Marvin loved music and it was a central part of his life. He grew up as a piano prodigy, but especially as a “thinker” about music. He understood music’s great pull on our emotions, and this made him curious, even suspicious. (He once asked me: “What right does Schumann have to order us around?”)…
One of my most powerful memories of Marvin is from a birthday party of mine that Marvin attended two years ago when his health was just starting to fail. It was one of those big birthdays, so our 18th century wooden barn just outside of Boston was filled with friends and family, and there was much hubbub.
About halfway through the gathering, Marvin asked if he could play me something and I said of course; the whole group crammed into the smaller part of my barn, where my keyboard is located. Unlike his usual improvisations, which often took place in parallel with multiple other activities, this one silenced the room and kept us riveted for 20 minutes or so.
Marvin started out in a musical world that conjured Beethoven’s late piano sonatas, especially the slow, fugal movements, then built harmonically and motivically into something original, powerful, and surprising at every turn.
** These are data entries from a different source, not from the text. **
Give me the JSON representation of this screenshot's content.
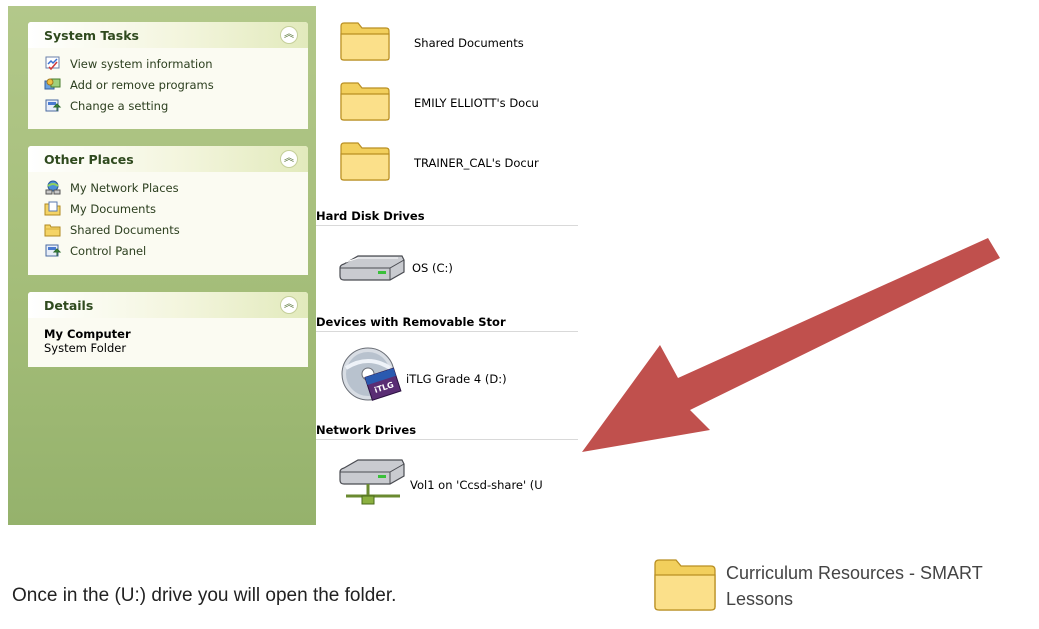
{
  "taskpane": {
    "system_tasks": {
      "title": "System Tasks",
      "items": [
        {
          "label": "View system information",
          "icon": "system-info-icon"
        },
        {
          "label": "Add or remove programs",
          "icon": "add-remove-programs-icon"
        },
        {
          "label": "Change a setting",
          "icon": "control-panel-icon"
        }
      ]
    },
    "other_places": {
      "title": "Other Places",
      "items": [
        {
          "label": "My Network Places",
          "icon": "network-places-icon"
        },
        {
          "label": "My Documents",
          "icon": "my-documents-icon"
        },
        {
          "label": "Shared Documents",
          "icon": "folder-icon"
        },
        {
          "label": "Control Panel",
          "icon": "control-panel-icon"
        }
      ]
    },
    "details": {
      "title": "Details",
      "name": "My Computer",
      "type": "System Folder"
    }
  },
  "content": {
    "folders": [
      {
        "label": "Shared Documents",
        "icon": "folder-icon"
      },
      {
        "label": "EMILY ELLIOTT's Docu",
        "icon": "folder-icon"
      },
      {
        "label": "TRAINER_CAL's Docur",
        "icon": "folder-icon"
      }
    ],
    "hard_disk": {
      "header": "Hard Disk Drives",
      "items": [
        {
          "label": "OS (C:)",
          "icon": "hard-drive-icon"
        }
      ]
    },
    "removable": {
      "header": "Devices with Removable Stor",
      "items": [
        {
          "label": "iTLG Grade 4 (D:)",
          "icon": "cd-drive-icon"
        }
      ]
    },
    "network": {
      "header": "Network Drives",
      "items": [
        {
          "label": "Vol1 on 'Ccsd-share' (U",
          "icon": "network-drive-icon"
        }
      ]
    }
  },
  "annotation": {
    "arrow_color": "#c0504d",
    "caption": "Once in the (U:) drive you will open the  folder.",
    "target_folder": "Curriculum Resources - SMART Lessons"
  },
  "colors": {
    "pane_green": "#a4bd79",
    "folder_yellow": "#f7d96a"
  }
}
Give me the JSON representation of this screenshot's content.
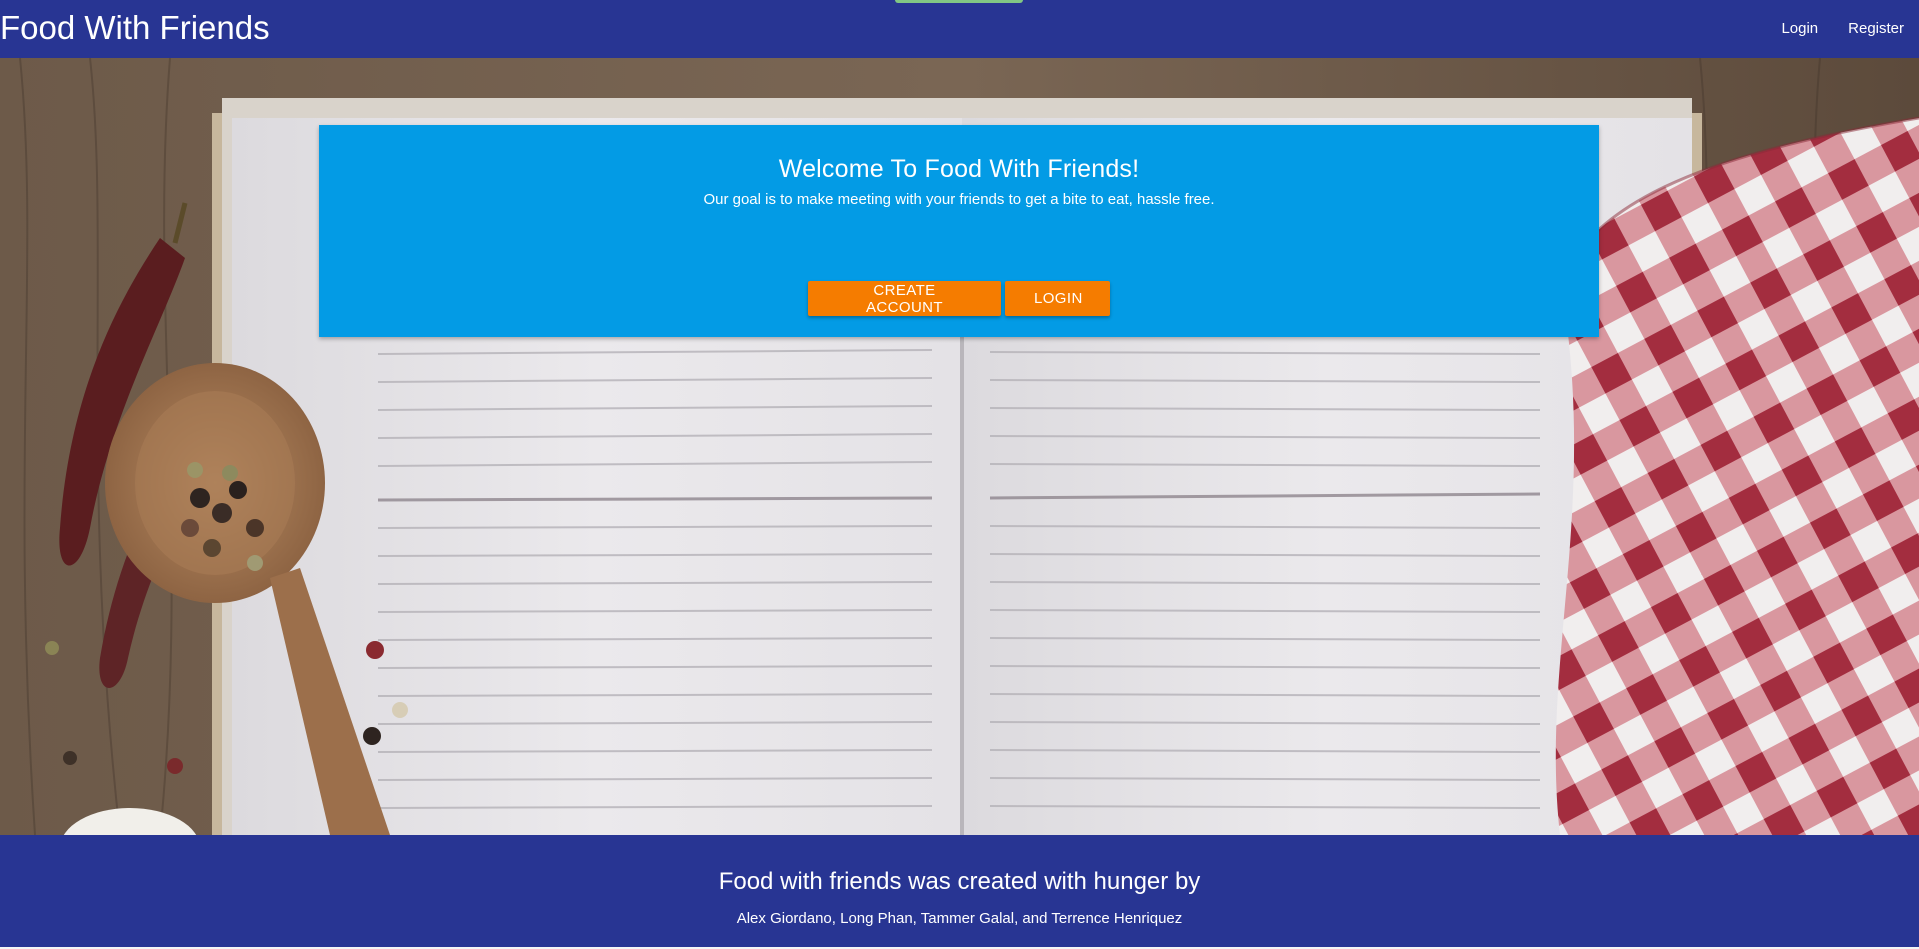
{
  "navbar": {
    "brand": "Food With Friends",
    "links": [
      "Login",
      "Register"
    ]
  },
  "hero": {
    "title": "Welcome To Food With Friends!",
    "subtitle": "Our goal is to make meeting with your friends to get a bite to eat, hassle free.",
    "create_account_label": "CREATE ACCOUNT",
    "login_label": "LOGIN"
  },
  "footer": {
    "heading": "Food with friends was created with hunger by",
    "credits": "Alex Giordano, Long Phan, Tammer Galal, and Terrence Henriquez"
  },
  "colors": {
    "navbar": "#283593",
    "card": "#039be5",
    "button": "#f57c00"
  }
}
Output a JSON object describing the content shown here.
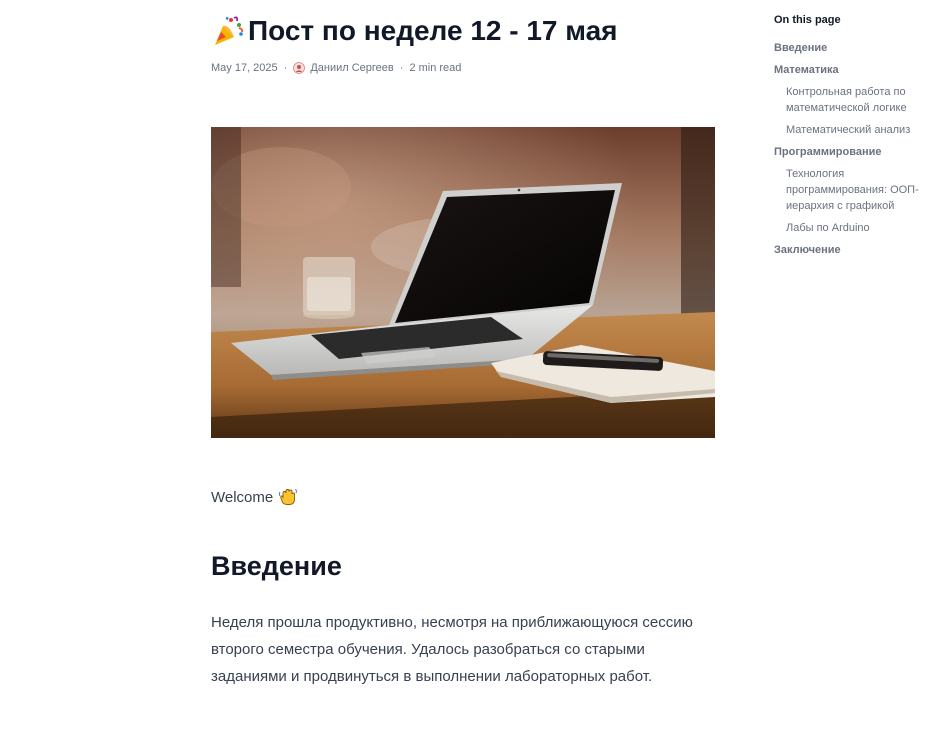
{
  "post": {
    "title": "Пост по неделе 12 - 17 мая",
    "title_emoji": "party-popper-icon",
    "date": "May 17, 2025",
    "separator": "·",
    "author": "Даниил Сергеев",
    "read_time": "2 min read",
    "hero_image": "laptop-on-wooden-table",
    "welcome_text": "Welcome",
    "welcome_emoji": "waving-hand-icon",
    "section_heading": "Введение",
    "section_text": "Неделя прошла продуктивно, несмотря на приближающуюся сессию второго семестра обучения. Удалось разобраться со старыми заданиями и продвинуться в выполнении лабораторных работ."
  },
  "toc": {
    "heading": "On this page",
    "items": [
      {
        "label": "Введение",
        "level": 1
      },
      {
        "label": "Математика",
        "level": 1
      },
      {
        "label": "Контрольная работа по математической логике",
        "level": 2
      },
      {
        "label": "Математический анализ",
        "level": 2
      },
      {
        "label": "Программирование",
        "level": 1
      },
      {
        "label": "Технология программирования: ООП-иерархия с графикой",
        "level": 2
      },
      {
        "label": "Лабы по Arduino",
        "level": 2
      },
      {
        "label": "Заключение",
        "level": 1
      }
    ]
  },
  "colors": {
    "text_primary": "#111827",
    "text_body": "#374151",
    "text_muted": "#6b7280"
  }
}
When Marvin finished, we all knew that we had heard something very special, full of joyful, inventive spontaneity but also—I suspect—having been carefully planned by Marvin ahead of time to produce the coherent, probing, moving result.Improvisation and composition, emotion and thinking, perfectly united. Beethoven could not have done it better… Read more.